“I am going to be nervous when I have a couple of days off,” joked Foer, who began his catering business in Northern Virginia in 1987.

Foer hopes that the new owners will continue to use the place in a similar fashion. Since the 1980s, the property has been used as a special events site.

Foer praised The Fauquier Bank for working with him from the start and was happy that he was able to assist so many high-school aged children get their first taste of employment.

At any one time, Poplar Springs employed 40 people, many of them local, said Foer.

One such person was Jason Shaffer, who eventually worked his way up to restaurant manager after starting in the kitchen as a 17-year-old junior at Liberty High School.

The 28-year-old Shaffer graduated from Culinary Institute of America in New York and would often return to help Foer during school holidays and when there was a staffing shortage.

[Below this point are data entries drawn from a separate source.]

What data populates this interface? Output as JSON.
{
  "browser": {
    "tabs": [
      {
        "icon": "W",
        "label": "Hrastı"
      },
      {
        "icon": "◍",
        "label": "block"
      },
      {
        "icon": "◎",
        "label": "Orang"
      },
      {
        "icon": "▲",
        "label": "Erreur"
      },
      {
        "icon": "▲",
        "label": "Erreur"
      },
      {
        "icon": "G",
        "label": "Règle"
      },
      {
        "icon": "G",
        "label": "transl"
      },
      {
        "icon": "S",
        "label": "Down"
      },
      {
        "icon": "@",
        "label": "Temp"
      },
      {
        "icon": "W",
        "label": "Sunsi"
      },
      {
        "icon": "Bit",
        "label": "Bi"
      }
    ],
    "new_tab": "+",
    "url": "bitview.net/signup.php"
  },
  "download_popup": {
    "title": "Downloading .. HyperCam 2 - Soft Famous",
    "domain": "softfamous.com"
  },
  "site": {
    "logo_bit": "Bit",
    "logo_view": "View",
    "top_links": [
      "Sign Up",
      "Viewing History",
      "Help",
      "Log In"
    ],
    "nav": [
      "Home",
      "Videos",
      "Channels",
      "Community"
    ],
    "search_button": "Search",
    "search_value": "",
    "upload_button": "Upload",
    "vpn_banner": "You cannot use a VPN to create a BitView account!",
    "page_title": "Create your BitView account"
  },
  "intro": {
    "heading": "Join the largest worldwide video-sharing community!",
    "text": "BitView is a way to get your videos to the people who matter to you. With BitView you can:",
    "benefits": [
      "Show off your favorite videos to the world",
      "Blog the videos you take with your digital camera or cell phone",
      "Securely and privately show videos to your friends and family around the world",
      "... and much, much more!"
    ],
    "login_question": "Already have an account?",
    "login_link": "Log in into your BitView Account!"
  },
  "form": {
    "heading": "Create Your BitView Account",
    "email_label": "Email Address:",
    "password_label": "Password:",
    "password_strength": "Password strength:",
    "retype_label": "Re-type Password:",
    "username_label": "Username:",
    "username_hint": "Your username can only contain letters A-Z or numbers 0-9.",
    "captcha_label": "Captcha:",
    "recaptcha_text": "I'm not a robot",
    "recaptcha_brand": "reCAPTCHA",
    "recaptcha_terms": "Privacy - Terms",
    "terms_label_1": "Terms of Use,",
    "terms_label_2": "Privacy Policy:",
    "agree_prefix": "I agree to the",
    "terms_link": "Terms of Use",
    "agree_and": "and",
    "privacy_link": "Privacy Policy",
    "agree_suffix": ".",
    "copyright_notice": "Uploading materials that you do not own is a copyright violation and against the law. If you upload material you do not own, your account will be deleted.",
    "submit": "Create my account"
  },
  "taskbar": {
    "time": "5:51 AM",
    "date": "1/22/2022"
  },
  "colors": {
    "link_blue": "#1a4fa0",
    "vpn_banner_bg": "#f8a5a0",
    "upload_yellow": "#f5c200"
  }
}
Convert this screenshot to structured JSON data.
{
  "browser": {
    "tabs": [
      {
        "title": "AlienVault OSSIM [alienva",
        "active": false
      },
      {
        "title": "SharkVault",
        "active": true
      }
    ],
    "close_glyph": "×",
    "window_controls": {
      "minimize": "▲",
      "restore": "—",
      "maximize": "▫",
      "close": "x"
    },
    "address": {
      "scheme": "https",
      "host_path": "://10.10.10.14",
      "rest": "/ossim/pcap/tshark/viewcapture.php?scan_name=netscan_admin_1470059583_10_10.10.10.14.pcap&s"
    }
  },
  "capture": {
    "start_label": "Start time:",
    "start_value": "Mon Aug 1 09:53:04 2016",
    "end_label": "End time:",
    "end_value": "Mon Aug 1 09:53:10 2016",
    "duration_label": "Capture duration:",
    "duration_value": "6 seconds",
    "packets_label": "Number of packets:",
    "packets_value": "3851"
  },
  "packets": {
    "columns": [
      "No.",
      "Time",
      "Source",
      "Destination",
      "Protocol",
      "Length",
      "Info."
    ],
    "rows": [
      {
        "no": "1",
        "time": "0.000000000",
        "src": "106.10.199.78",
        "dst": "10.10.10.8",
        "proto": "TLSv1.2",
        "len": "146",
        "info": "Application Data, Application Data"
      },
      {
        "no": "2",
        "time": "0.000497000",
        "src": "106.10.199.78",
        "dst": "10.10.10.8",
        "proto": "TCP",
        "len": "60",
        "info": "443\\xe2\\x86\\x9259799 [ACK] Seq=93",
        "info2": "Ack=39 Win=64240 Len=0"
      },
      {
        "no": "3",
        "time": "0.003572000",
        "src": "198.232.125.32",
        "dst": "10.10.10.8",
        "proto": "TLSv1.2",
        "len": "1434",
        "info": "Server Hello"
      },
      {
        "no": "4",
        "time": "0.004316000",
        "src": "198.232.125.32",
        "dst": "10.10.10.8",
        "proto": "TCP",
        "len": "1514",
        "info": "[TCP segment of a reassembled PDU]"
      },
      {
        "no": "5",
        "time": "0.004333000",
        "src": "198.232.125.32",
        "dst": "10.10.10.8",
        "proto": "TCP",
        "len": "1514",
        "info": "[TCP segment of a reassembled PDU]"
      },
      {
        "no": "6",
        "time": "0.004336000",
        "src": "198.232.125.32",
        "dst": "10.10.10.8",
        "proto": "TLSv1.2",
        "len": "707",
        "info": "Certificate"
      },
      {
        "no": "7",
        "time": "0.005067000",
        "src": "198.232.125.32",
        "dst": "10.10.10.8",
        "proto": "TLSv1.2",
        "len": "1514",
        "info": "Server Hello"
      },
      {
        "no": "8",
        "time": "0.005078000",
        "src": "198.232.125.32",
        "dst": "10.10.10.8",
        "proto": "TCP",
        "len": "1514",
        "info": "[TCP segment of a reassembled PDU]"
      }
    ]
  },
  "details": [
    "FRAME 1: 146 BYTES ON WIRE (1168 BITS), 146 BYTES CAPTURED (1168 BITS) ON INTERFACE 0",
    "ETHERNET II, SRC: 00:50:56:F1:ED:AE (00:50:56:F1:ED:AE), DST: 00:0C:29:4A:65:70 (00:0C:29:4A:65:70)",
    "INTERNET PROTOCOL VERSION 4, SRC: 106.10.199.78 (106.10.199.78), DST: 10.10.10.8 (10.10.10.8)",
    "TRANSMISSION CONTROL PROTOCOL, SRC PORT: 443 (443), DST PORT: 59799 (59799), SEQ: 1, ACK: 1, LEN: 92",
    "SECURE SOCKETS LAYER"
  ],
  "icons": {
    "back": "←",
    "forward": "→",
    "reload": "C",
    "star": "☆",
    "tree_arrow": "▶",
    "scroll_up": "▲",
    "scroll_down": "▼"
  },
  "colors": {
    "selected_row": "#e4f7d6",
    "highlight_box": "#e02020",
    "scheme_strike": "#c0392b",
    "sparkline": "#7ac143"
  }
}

“It is kind of sad to see it finally come to an end,” Shaffer said. “…you couldn’t ask for a better boss.”

Foer said he was really nervous when he first dealt with the Fauquier County Board of Supervisors regarding changes to the property. However, he said many of the board members and the community at large made him feel extremely welcome throughout his time running the business.

It’s been a happy marriage that unfortunately will be coming to an end very shortly.

“I have no regrets,” said Foer. “I know the knowledge gained outweighs the pain and suffering.”

Staff writer Kipp Hanley can be reached at (540) 878-2414.